Mick McCarthy recalls unfinished business with Switzerland
Danish and Swiss far from put out by Republic’s presence as a third seed in their group
Mick McCarthy with John Delaney at the draw for the Uefa European Championships at the Convention Centre in Dublin. Photograph: Tommy Dickson/Inpho
Mick McCarthy appeared to be joking in the post-European Championship draw mixed zone about getting revenge on the Swiss for that 2-1 home defeat they inflicted on him 16 years ago in his last game in charge of Ireland first time around.
Then somebody followed up with: “Joking aside, though . . .” and he cut back in to drily observe that he wasn’t joking. At least, he’s already got his motivation figured out.
His side’s chief qualification rivals might find it a tiny bit less straightforward for they have precious little to avenge against Ireland these days.
There have three competitive encounters between Switzerland and Ireland since that night at Lansdowne Road when McCarthy’s late bid to win a game Ireland were drawing ended up being seen as having contributed to a defeat.
On each occasion the Swiss have, when push came to shove, got what they needed and more than a decade on they are operating at a slightly different level to a side that might, for a short while back then, have been considered a close rival.
Much more recently, the Danes won the only game of four between the two sides that ultimately mattered. The other three have ended without a goal but it is fair to say that Age Hareide’s side coasted, fairly effortlessly through a couple of them.
The one in Aarhus a couple of weeks ago, when the Irish could not manage even a shot on target, would probably have promoted the FAI to dispense with Martin O’Neill’s services if they had not already taken the decision to do so.
It was scarcely surprising then that neither Swiss coach Vladimir Pektovic nor Hareide’s number two Jon Dahl Tomasson seemed overly put out by the third seeds their sides had been handed.
Nobody was foolish enough to be deliberately disrespectful, of course, but fear wasn’t exactly the overriding sense conveyed as they mulled things over in the mixed zone.

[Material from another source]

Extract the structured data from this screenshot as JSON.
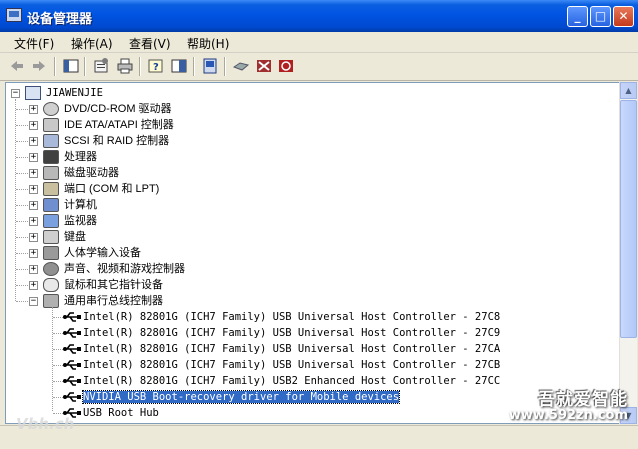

“It is, as we say, a makeable group for us,” said Pektovic who probably feels a good deal more confident about these things after the way his side came from 2-0 down against the Belgians a couple of weeks back to secure a remarkable 5-2 victory and so ensure qualification for the semi-finals, not to be confused with the qualification play-offs, of the Nations League.
“Yes, we have improved but tomorrow is a new day and our aim is to confirm that we have improved then and the next day . . . it’s very important.”
A tight World Cup play-off against Northern Ireland provided some small sense, he acknowledged, of what he and his players might expect next year but, he said: “It’s very hard to make the comparison between the two teams. It will be a different game and a new coach can lead to improvements but what worries me more is that they [Ireland] don’t concede a lot of goals.
“I remember when we played against them [in a friendly in March 2016] it was very hard to score against them and we didn’t succeed in the end. That will be the focus now, to try and score against this strong defending team.”
The Danes have had a few problems on that scoring front too – although not when it mattered most with the deluge last year in Dublin serving as a warning of just how badly things can go wrong when Ireland have to chase a game against sides of their quality.
“I think when new people come in, things will change a bit,” said Tomasson before adding, a little damningly: “You can always change the system, the way of thinking, but still the players will be the same. It’s always the quality of the player which is the conclusion as to how you will play.
“I think we know all the players quite well. They will probably not get any new players in, but at the end of the day we have to look at ourselves, how we are performing, how we are playing and the way we want to play. I think we are strong. I know Ireland are a good side. But we enjoy coming here to Dublin.”
For Georgia, their coach Vladimir Weiss said, it is, after some tough games and close run things, “time to finally win against Ireland.”
A successful Nations League campaign – they won their League D group and are sure of a play-off that offers a realistic prospect of qualification – will have boosted confidence and McCarthy’s side will have to be better against them than last time when a 1-1 draw might easily have ended in defeat.
Gibraltar also tasted victory in the Nations League and, though they hope to play their games on home soil, the ease of Ireland’s two victories the last time the sides met suggests that pretty most of McCarthy’s men would have to have “a Macedonia,” for their campaign to hit the rocks there.
Avoiding them elsewhere, though, looks set to be quite a challenge.